This episode, perhaps more profound and dealing in magic and the underworld of the mind more than any other, repays repeat viewing. The world of the unconscious is realized and No. 6's inner journey resonates with us and echoes on and on.*
But the most remarkable thing about this episode is that nearly there wouldn't have been any at all.
CARNIVAL: ELISABETH I, JULIUS CAESAR AND NAPOLEON
"Dance Of The Dead", it seems, belongs to the "unloved child" category, scheduled second as some dialogues indicate, the footage was shot in the fall of 1966 together with "Arrival", "Free For All" and "Checkmate", but it was then shelved. It is said McGoohan was responsible for it because he didn't like it or something about it, it is not known what it is. Film editor John S. Smith told the audience at the 2006 PRISONER convention that footage of shot sequences had disappeared and that, by chance, he rediscovered it and re-edited it with McGoohan's consent. Thus, Dave Barrie calls Smith the real saviour of this episode. So, the surrealism about THE PRISONER in general appears not to have been a strategic plan from the start but rather the result of a couple of coincidences, something that tends to evade the rational mind - which is quite according to the surrealists.
The end of the episode is just "unclear" and strange. Number Six has escaped the masked and cheering crowd of the carnival session before. He ran through labyrinthine basement corridors into a room with semi-transparent mirrors. He
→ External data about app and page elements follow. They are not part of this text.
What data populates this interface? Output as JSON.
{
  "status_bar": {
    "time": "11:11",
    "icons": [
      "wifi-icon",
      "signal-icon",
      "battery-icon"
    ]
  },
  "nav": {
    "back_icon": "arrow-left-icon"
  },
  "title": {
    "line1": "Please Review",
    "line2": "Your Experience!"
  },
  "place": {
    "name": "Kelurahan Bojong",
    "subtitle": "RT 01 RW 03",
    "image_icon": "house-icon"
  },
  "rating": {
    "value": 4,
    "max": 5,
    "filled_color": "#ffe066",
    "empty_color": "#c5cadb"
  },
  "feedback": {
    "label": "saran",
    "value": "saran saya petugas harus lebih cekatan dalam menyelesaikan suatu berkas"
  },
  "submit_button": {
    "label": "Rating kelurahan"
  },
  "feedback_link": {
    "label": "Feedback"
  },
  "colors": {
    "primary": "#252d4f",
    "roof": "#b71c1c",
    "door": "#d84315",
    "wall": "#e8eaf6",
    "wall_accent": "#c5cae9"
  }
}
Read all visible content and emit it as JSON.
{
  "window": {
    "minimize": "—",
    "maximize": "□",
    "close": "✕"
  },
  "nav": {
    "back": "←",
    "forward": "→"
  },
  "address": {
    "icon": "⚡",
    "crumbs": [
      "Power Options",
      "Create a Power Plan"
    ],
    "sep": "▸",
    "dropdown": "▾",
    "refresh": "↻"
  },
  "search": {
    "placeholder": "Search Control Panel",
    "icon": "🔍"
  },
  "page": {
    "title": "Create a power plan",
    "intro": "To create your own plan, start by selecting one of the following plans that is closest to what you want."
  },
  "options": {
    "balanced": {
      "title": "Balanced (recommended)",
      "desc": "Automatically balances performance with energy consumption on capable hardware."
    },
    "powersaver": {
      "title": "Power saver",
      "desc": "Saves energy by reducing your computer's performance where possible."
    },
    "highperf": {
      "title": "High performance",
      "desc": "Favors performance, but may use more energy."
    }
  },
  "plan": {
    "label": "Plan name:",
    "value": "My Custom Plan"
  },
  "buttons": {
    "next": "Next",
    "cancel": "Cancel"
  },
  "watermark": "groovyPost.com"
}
is then tracked down by Number Two who wants not a brainwashed imbecile but him to join her with all his will. Beside Leo McKern Mary Morris is best cast as Number Two. This is not to diminish her part considering that Trevor Howard was first to play the role. Only for one short moment there is some hope that behind a folding screen the mysterious Number One could be found. But it's merely a ticking teleprinter. Like intestines Number Six tears some cables out of the body. When Number Two arrives the damaged device resumes its work as if nothing happened.
The last words of the familiar episode version:
Six: "You'll never win."
Number Two: "Then how very uncomfortable for you, old chap."
Number Two breaks into laughter when she sees Number Six' puzzled facial expression.
The end of this episode looked quite different in the original script; that's the omitted scene:
Number Six: "But rewarding, old chap. (Pause) Being dead does have its advantages."
As he say this he picks up a heavy ashtray and smasches the telex machine.
Number Six: "Shall we dance?"
The girl and Number Six exit, leaving Number Two surrounded by paper rolls and broken springs.
Interior. Ball Room. Night.
A hectic formation dance in full swing. Elizabth I, Julius Cesar and Napoleon are dancing in a ring, hands joined to the quick music. They break to include Number Six and the girl. The all dance as if the Devil is playing.
Exterior. The Village. Night. Location.
Continue the music faster and faster, The Village is brightly illuminated. No none about. Pull back so the sea comes between us and it, until the Village is now only a glow in the darkness of night.
This final scene makes the point of the story title more overt, it was never filmed. Perhaps McGoohan - most likely he would have - refused to take part in this kind of ballroom dancing as he, shortly before that, always kept a strict distance to his female companion or observer, thus delivering a very awkward image. A similar scene occurs in THE DEVIL AND DANIEL WEBSTER which Skene had already used as a source of inspiration for his screenplay.
The Village as a self-contained unit - literally a universe for itself - this thought is expressed by Number Two in "The Chimes Of Big Ben". And in fact, the producers had already imagined something which wasn't used in the televised version. It would have been the final, ultimate image of each episode. But it can still be viewed - animated Pennyfarthing
TEXT: Arno Baumgärtel
* Text by Dave Barrie; the cut scenes to be found in Robert Fairclough's book "The Original Scripts Vol 1"; with thanks to Michael Brüne.